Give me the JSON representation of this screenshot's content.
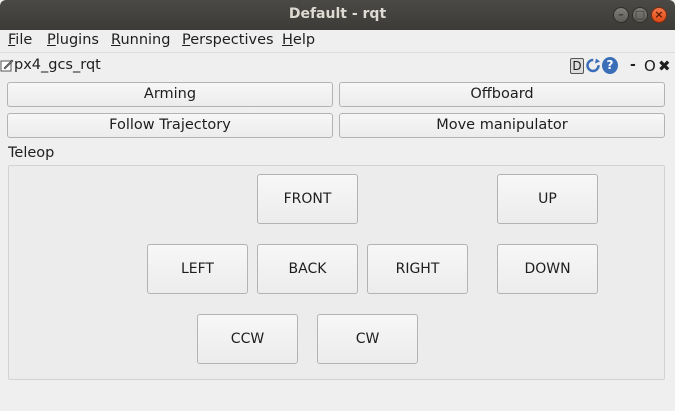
{
  "window": {
    "title": "Default - rqt"
  },
  "menubar": {
    "items": [
      {
        "mnemonic": "F",
        "rest": "ile"
      },
      {
        "mnemonic": "P",
        "rest": "lugins"
      },
      {
        "mnemonic": "R",
        "rest": "unning"
      },
      {
        "mnemonic": "P",
        "rest": "erspectives"
      },
      {
        "mnemonic": "H",
        "rest": "elp"
      }
    ]
  },
  "plugin": {
    "title": "px4_gcs_rqt",
    "controls": {
      "d": "D",
      "help": "?",
      "min": "-",
      "float": "O",
      "close": "✖"
    }
  },
  "buttons": {
    "arming": "Arming",
    "offboard": "Offboard",
    "follow_trajectory": "Follow Trajectory",
    "move_manipulator": "Move manipulator"
  },
  "teleop": {
    "label": "Teleop",
    "front": "FRONT",
    "up": "UP",
    "left": "LEFT",
    "back": "BACK",
    "right": "RIGHT",
    "down": "DOWN",
    "ccw": "CCW",
    "cw": "CW"
  }
}
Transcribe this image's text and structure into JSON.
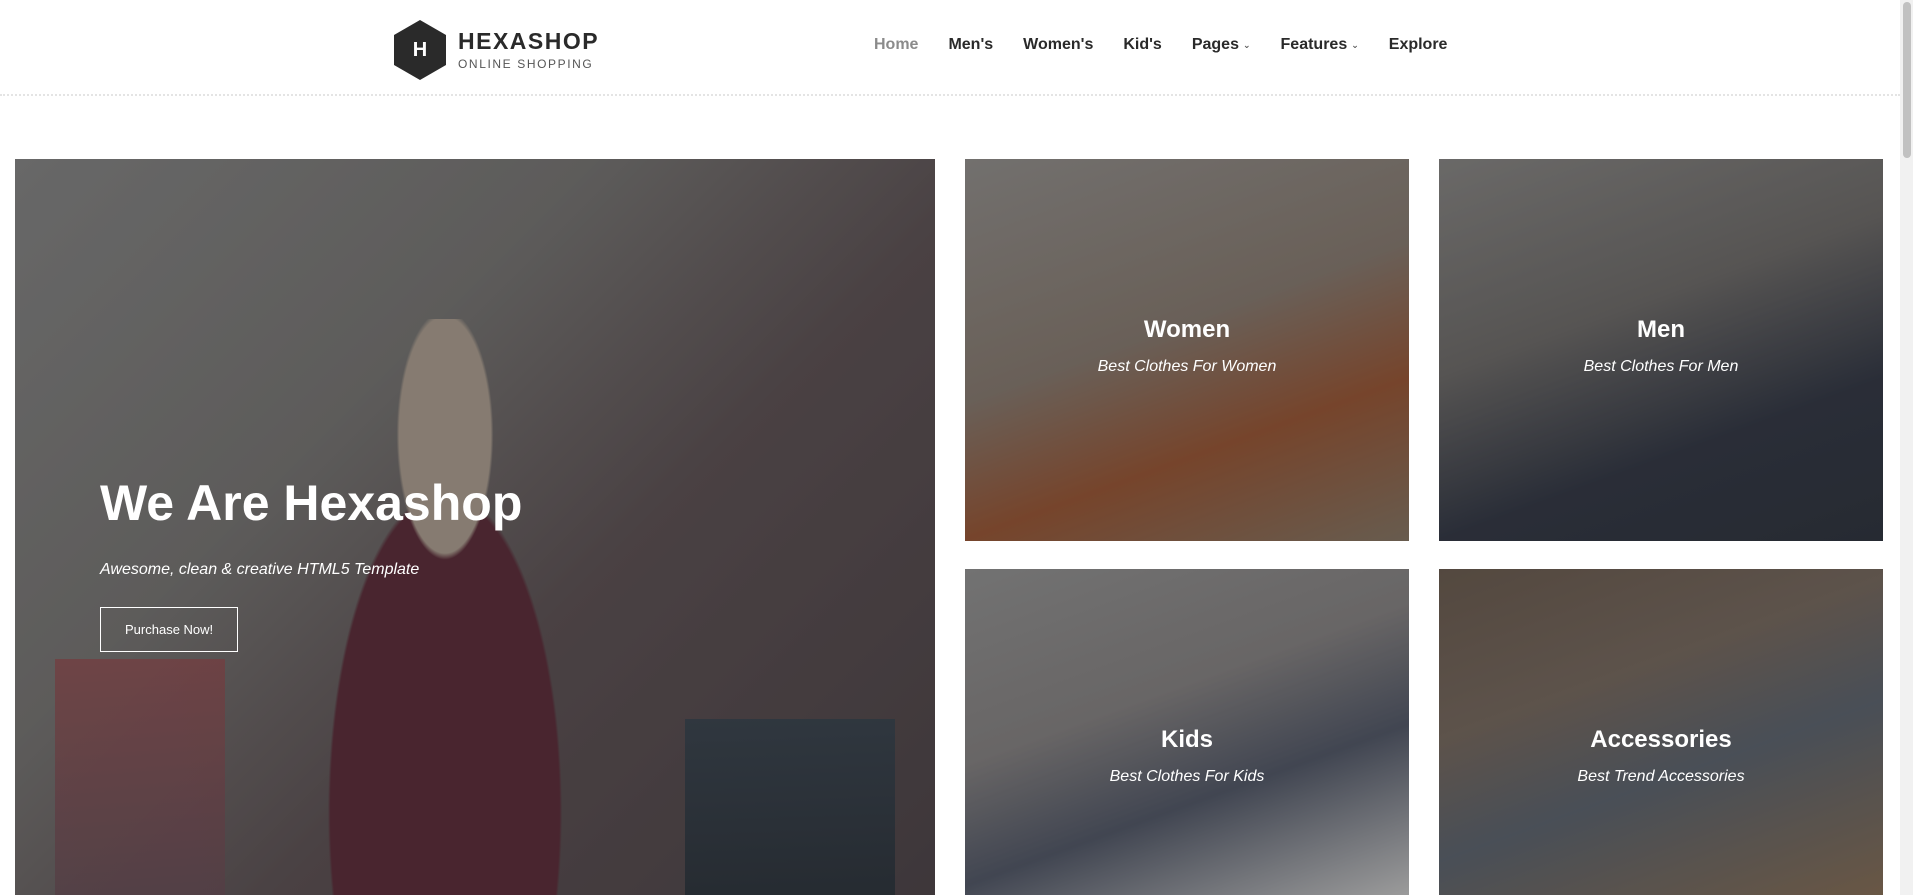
{
  "brand": {
    "logo_letter": "H",
    "name": "HEXASHOP",
    "tagline": "ONLINE SHOPPING"
  },
  "nav": {
    "items": [
      {
        "label": "Home",
        "active": true
      },
      {
        "label": "Men's"
      },
      {
        "label": "Women's"
      },
      {
        "label": "Kid's"
      },
      {
        "label": "Pages",
        "dropdown": true
      },
      {
        "label": "Features",
        "dropdown": true
      },
      {
        "label": "Explore"
      }
    ]
  },
  "hero": {
    "title": "We Are Hexashop",
    "subtitle": "Awesome, clean & creative HTML5 Template",
    "button_label": "Purchase Now!"
  },
  "categories": [
    {
      "title": "Women",
      "subtitle": "Best Clothes For Women"
    },
    {
      "title": "Men",
      "subtitle": "Best Clothes For Men"
    },
    {
      "title": "Kids",
      "subtitle": "Best Clothes For Kids"
    },
    {
      "title": "Accessories",
      "subtitle": "Best Trend Accessories"
    }
  ],
  "colors": {
    "text_dark": "#2a2a2a",
    "nav_active": "#8b8b8b",
    "white": "#ffffff"
  }
}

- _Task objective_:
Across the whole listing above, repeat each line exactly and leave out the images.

- _Problem solution_:
Give me the JSON representation of this screenshot's content.
{
  "window": {
    "title": "Default - rqt"
  },
  "menubar": {
    "items": [
      {
        "mnemonic": "F",
        "rest": "ile"
      },
      {
        "mnemonic": "P",
        "rest": "lugins"
      },
      {
        "mnemonic": "R",
        "rest": "unning"
      },
      {
        "mnemonic": "P",
        "rest": "erspectives"
      },
      {
        "mnemonic": "H",
        "rest": "elp"
      }
    ]
  },
  "plugin": {
    "title": "px4_gcs_rqt",
    "controls": {
      "d": "D",
      "help": "?",
      "min": "-",
      "float": "O",
      "close": "✖"
    }
  },
  "buttons": {
    "arming": "Arming",
    "offboard": "Offboard",
    "follow_trajectory": "Follow Trajectory",
    "move_manipulator": "Move manipulator"
  },
  "teleop": {
    "label": "Teleop",
    "front": "FRONT",
    "up": "UP",
    "left": "LEFT",
    "back": "BACK",
    "right": "RIGHT",
    "down": "DOWN",
    "ccw": "CCW",
    "cw": "CW"
  }
}
Transcribe this image's text and structure into JSON.
{
  "brand": {
    "logo_letter": "H",
    "name": "HEXASHOP",
    "tagline": "ONLINE SHOPPING"
  },
  "nav": {
    "items": [
      {
        "label": "Home",
        "active": true
      },
      {
        "label": "Men's"
      },
      {
        "label": "Women's"
      },
      {
        "label": "Kid's"
      },
      {
        "label": "Pages",
        "dropdown": true
      },
      {
        "label": "Features",
        "dropdown": true
      },
      {
        "label": "Explore"
      }
    ]
  },
  "hero": {
    "title": "We Are Hexashop",
    "subtitle": "Awesome, clean & creative HTML5 Template",
    "button_label": "Purchase Now!"
  },
  "categories": [
    {
      "title": "Women",
      "subtitle": "Best Clothes For Women"
    },
    {
      "title": "Men",
      "subtitle": "Best Clothes For Men"
    },
    {
      "title": "Kids",
      "subtitle": "Best Clothes For Kids"
    },
    {
      "title": "Accessories",
      "subtitle": "Best Trend Accessories"
    }
  ],
  "colors": {
    "text_dark": "#2a2a2a",
    "nav_active": "#8b8b8b",
    "white": "#ffffff"
  }
}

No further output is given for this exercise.